Data about app and page elements:
_ _ _ _ _ _ _

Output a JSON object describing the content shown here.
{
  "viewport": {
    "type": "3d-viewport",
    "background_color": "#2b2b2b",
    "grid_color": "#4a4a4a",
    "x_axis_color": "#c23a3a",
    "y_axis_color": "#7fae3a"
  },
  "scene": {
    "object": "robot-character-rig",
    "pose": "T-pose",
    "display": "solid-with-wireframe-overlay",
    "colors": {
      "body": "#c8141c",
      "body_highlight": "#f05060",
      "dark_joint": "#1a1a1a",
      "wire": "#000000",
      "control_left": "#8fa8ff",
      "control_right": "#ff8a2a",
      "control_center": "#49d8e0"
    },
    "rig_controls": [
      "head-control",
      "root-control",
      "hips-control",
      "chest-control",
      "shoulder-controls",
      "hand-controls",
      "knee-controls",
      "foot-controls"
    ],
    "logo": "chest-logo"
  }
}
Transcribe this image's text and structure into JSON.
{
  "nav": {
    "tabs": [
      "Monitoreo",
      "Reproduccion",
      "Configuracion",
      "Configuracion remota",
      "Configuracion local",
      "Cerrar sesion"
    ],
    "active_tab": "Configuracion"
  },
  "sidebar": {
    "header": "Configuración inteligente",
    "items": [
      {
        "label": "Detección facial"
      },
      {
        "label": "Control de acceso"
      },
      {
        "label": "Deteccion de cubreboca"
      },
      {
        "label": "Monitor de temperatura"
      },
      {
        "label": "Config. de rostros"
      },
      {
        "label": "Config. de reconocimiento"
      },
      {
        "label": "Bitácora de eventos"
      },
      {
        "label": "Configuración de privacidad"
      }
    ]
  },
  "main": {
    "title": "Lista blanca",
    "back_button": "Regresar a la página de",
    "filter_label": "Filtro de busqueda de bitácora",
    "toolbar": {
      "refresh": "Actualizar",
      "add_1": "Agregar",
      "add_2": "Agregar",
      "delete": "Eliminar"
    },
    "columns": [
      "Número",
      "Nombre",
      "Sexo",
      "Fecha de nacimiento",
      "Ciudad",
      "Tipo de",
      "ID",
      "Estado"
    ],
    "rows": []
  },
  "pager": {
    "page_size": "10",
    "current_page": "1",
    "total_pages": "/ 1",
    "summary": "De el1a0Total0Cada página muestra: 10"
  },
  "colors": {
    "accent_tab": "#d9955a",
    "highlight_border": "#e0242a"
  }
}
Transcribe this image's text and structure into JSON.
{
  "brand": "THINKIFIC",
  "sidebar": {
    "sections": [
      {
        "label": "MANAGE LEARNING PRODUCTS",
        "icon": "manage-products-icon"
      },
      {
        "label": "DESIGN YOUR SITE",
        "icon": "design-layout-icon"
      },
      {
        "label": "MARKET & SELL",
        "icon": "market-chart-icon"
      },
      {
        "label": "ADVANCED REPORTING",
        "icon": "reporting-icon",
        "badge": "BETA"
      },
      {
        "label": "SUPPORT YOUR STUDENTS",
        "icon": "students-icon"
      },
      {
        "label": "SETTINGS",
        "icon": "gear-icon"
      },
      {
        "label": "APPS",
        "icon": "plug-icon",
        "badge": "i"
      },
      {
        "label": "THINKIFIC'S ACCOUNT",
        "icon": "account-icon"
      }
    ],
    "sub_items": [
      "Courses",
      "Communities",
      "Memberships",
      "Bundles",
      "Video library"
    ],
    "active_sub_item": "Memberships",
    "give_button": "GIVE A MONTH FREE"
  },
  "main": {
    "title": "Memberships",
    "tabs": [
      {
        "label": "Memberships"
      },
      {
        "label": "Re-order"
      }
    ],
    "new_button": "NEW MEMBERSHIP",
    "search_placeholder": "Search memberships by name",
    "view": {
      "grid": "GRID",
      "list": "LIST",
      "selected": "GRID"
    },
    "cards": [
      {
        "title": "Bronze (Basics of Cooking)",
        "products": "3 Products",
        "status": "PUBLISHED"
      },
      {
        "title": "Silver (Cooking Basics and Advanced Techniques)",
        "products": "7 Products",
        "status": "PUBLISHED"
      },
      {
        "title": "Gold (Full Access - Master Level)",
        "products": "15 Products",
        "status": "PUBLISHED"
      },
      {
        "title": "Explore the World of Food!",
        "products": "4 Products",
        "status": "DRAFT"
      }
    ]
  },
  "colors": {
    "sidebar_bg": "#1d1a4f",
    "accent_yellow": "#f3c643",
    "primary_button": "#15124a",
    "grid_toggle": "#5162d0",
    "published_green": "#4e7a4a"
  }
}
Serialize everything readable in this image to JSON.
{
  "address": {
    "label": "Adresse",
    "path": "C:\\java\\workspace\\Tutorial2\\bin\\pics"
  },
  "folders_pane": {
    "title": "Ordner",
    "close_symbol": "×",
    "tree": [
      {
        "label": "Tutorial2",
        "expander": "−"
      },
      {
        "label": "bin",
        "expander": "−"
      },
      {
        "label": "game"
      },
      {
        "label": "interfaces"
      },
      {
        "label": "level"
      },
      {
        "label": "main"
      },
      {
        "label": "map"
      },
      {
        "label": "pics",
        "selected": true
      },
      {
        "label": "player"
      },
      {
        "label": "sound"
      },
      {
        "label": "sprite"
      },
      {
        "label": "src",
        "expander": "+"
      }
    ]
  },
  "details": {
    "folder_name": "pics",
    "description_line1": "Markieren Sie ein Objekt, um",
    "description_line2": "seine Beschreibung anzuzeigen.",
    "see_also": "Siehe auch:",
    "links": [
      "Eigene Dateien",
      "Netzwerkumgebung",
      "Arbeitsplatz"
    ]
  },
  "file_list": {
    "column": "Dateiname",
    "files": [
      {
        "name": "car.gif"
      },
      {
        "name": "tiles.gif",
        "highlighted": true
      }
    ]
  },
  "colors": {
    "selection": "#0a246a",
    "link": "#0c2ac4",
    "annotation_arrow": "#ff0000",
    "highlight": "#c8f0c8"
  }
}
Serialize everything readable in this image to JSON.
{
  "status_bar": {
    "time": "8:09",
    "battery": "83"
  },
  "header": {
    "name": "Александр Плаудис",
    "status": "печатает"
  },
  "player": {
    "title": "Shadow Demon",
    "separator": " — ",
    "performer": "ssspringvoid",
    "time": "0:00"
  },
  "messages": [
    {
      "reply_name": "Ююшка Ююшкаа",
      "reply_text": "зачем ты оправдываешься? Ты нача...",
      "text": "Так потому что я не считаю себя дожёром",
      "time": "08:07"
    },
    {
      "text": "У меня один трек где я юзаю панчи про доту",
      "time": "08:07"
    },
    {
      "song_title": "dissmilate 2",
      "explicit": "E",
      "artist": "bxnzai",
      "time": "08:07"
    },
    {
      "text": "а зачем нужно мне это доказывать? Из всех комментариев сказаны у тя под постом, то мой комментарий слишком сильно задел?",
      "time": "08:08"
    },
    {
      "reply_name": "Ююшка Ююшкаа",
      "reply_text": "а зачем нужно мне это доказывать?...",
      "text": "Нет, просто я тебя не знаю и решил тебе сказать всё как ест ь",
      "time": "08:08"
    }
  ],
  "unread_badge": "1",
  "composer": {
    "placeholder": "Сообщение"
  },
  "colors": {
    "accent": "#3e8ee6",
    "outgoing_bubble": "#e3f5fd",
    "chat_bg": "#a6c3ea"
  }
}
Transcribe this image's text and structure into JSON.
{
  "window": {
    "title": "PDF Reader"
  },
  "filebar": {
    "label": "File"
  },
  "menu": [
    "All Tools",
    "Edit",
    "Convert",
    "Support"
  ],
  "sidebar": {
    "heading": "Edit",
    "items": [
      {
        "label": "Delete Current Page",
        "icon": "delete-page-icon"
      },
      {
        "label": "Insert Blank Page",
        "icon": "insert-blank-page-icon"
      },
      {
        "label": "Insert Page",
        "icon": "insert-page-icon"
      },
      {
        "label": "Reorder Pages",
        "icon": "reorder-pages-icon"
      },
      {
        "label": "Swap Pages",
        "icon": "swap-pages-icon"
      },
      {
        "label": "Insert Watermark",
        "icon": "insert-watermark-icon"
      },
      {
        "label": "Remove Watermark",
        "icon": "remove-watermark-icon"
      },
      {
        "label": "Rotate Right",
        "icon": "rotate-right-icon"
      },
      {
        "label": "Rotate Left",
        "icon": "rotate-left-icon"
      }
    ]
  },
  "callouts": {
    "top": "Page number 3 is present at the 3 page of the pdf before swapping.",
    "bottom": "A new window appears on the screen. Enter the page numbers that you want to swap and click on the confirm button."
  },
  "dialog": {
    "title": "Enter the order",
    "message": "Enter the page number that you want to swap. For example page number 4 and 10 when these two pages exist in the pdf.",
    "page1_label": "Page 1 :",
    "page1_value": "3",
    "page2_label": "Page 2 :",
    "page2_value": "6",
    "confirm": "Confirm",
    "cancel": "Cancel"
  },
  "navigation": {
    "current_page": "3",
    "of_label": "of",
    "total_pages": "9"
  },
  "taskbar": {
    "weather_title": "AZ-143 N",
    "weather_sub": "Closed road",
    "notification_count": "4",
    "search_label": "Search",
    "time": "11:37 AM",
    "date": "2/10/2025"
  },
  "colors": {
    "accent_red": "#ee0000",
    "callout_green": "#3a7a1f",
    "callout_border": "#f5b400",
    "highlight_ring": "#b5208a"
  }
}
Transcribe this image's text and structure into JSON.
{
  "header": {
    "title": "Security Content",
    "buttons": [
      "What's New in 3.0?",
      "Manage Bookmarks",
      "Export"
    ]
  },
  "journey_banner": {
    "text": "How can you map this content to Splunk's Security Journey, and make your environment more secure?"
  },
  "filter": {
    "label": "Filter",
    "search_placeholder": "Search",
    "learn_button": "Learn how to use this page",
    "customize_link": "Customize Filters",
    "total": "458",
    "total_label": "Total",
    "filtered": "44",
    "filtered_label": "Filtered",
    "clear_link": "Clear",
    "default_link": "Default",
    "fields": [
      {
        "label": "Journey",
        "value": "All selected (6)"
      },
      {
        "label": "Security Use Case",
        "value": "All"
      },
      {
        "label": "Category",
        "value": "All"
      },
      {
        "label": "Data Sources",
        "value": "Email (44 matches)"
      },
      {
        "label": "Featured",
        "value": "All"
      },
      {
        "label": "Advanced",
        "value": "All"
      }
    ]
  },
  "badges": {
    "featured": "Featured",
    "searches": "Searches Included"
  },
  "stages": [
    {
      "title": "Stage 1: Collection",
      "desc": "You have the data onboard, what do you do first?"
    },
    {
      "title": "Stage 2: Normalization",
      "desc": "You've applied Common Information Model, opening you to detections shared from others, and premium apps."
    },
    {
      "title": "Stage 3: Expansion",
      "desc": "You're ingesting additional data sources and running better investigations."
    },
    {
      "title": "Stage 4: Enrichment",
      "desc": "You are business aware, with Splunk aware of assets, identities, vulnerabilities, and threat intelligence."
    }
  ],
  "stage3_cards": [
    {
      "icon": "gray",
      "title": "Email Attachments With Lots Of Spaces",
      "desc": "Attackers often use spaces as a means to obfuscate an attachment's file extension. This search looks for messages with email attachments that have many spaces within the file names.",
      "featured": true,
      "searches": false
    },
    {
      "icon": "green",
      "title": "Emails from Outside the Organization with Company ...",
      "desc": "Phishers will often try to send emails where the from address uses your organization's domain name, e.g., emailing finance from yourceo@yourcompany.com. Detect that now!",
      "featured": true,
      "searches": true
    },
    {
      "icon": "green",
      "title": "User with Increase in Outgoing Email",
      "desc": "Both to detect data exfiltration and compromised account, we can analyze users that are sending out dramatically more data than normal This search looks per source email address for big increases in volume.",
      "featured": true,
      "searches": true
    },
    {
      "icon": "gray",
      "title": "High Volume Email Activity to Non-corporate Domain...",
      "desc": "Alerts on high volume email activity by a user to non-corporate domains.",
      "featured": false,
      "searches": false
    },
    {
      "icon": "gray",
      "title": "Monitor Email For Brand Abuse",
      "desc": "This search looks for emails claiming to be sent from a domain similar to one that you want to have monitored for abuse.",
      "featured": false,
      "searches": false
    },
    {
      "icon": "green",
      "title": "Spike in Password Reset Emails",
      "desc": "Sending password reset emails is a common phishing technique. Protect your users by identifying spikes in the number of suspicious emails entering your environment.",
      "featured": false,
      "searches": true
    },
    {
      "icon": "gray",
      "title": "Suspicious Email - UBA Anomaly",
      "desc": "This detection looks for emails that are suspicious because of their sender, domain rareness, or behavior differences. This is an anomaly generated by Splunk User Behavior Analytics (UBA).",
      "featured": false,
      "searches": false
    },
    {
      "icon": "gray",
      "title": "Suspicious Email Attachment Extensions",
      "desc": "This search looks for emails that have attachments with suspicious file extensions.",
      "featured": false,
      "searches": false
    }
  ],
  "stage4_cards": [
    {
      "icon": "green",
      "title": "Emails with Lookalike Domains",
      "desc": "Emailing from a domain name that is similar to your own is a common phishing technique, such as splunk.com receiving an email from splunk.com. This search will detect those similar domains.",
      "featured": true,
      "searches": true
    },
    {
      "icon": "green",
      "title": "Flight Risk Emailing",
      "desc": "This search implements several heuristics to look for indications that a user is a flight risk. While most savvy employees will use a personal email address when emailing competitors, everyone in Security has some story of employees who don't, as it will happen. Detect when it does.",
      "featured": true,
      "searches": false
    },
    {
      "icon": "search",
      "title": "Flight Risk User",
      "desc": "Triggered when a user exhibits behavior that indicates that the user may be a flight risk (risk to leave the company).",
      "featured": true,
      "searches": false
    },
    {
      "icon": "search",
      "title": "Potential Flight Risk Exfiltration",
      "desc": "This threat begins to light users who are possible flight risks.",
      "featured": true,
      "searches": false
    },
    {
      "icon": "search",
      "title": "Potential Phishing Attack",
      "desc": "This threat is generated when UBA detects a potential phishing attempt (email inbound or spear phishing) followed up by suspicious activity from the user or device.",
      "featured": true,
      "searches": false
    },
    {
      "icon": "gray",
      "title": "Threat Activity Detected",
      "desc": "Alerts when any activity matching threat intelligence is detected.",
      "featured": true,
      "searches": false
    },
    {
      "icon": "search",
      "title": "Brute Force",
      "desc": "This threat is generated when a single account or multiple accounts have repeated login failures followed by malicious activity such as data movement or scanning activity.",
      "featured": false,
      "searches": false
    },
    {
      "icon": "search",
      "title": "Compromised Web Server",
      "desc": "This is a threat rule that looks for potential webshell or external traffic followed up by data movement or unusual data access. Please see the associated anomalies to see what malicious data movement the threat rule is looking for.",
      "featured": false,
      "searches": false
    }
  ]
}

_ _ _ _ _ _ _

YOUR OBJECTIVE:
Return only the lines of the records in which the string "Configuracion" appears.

TASK RESPONSE:
      "Configuracion",
      "Configuracion remota",
      "Configuracion local",
    "active_tab": "Configuracion"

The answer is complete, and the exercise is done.